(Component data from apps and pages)
================
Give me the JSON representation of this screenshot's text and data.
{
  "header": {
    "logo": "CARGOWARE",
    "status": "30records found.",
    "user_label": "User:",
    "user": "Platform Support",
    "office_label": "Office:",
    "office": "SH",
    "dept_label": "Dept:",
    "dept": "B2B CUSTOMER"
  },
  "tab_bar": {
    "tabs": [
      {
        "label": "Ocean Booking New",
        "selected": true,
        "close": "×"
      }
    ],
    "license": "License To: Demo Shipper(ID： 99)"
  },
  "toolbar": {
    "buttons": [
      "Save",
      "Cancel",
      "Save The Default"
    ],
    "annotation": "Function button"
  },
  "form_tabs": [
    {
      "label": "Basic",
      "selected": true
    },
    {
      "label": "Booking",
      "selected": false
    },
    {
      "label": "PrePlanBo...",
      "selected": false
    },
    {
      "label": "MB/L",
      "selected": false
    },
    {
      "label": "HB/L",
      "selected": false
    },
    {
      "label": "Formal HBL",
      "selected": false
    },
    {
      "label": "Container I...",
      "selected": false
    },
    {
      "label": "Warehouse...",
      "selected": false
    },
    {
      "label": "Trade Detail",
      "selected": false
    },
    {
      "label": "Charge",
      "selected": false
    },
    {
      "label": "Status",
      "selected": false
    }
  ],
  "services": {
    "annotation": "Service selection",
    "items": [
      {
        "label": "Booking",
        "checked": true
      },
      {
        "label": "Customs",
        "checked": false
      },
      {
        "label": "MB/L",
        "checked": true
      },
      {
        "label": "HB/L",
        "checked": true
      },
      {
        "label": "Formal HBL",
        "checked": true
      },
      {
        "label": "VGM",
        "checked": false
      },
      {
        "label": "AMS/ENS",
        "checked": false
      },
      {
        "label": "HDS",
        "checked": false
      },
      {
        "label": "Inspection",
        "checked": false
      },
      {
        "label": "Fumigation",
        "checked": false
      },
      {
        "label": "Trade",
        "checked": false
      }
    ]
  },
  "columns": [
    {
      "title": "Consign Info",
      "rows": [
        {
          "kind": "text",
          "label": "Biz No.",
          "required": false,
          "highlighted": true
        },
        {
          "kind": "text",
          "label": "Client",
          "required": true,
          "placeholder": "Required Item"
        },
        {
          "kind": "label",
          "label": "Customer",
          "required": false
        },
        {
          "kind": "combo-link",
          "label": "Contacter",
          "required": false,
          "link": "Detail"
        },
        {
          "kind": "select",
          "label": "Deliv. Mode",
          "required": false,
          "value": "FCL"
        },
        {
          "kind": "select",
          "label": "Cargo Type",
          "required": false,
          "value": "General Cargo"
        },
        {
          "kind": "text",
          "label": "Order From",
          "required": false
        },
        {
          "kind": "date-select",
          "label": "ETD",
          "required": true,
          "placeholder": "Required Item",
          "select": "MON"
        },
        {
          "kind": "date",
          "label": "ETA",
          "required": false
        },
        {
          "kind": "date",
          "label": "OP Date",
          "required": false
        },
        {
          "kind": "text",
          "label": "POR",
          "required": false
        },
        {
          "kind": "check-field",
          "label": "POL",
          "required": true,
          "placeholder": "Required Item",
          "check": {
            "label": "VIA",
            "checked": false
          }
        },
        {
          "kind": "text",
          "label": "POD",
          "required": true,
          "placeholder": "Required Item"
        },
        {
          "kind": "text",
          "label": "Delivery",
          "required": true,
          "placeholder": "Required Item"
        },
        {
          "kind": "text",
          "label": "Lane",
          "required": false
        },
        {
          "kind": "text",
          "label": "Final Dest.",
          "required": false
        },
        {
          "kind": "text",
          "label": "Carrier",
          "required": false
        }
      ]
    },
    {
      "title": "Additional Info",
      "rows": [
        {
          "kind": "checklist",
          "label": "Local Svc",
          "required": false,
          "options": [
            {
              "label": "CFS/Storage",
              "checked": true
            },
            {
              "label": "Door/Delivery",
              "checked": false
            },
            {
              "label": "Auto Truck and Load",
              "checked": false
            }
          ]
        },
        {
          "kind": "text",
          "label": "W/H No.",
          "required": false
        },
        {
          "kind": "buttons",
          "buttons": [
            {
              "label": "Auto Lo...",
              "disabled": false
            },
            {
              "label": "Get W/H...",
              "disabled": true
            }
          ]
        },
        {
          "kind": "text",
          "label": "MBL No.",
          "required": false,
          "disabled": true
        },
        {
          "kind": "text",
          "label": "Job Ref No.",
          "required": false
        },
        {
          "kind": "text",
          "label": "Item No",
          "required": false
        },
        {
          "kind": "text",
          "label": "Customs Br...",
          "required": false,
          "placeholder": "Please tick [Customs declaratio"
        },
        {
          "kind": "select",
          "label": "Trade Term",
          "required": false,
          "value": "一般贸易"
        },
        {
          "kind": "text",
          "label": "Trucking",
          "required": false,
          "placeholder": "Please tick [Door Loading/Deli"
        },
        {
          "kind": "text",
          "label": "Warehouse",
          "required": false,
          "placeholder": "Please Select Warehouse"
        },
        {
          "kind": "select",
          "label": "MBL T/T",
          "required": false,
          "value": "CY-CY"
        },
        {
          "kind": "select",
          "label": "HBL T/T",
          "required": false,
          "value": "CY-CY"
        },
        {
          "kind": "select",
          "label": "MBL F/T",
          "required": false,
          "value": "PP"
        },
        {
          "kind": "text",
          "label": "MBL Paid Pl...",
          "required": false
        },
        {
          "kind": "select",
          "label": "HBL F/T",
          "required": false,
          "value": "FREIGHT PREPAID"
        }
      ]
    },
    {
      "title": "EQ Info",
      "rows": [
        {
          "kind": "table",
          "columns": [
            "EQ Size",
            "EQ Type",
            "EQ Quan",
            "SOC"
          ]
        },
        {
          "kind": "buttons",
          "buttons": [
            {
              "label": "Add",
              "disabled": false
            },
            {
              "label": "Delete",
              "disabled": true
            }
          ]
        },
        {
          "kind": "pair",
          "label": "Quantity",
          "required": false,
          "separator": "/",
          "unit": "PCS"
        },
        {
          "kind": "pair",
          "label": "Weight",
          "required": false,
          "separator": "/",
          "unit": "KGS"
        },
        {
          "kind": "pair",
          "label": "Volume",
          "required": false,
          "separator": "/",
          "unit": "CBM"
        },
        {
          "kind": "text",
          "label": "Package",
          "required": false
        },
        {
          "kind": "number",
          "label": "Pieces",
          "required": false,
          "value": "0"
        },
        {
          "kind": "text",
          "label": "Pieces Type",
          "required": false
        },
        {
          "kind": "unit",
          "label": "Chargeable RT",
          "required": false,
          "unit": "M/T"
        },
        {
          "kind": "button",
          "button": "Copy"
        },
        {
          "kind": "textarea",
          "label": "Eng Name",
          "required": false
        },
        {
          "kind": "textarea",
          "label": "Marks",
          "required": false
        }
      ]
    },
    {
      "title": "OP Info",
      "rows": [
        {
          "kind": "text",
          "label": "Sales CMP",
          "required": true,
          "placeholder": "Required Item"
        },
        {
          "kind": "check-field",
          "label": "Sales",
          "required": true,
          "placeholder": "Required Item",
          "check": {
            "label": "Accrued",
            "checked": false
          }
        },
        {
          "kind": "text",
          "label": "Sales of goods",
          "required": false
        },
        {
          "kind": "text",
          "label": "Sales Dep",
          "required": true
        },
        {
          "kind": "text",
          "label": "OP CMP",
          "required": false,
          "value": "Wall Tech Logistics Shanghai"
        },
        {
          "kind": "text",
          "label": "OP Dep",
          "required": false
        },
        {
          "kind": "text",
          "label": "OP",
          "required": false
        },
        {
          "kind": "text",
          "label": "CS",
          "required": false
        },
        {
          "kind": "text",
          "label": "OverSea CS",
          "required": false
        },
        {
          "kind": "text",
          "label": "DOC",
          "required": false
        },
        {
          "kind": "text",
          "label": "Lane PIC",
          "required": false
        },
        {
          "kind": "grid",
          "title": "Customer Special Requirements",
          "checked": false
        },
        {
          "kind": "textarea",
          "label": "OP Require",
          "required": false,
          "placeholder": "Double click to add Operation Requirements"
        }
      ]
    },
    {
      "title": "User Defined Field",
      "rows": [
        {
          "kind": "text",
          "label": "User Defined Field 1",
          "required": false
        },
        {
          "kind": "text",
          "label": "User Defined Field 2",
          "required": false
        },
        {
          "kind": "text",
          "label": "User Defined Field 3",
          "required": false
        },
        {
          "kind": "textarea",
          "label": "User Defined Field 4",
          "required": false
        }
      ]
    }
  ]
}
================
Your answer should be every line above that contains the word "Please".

          "placeholder": "Please tick [Customs declaratio"
          "placeholder": "Please tick [Door Loading/Deli"
          "placeholder": "Please Select Warehouse"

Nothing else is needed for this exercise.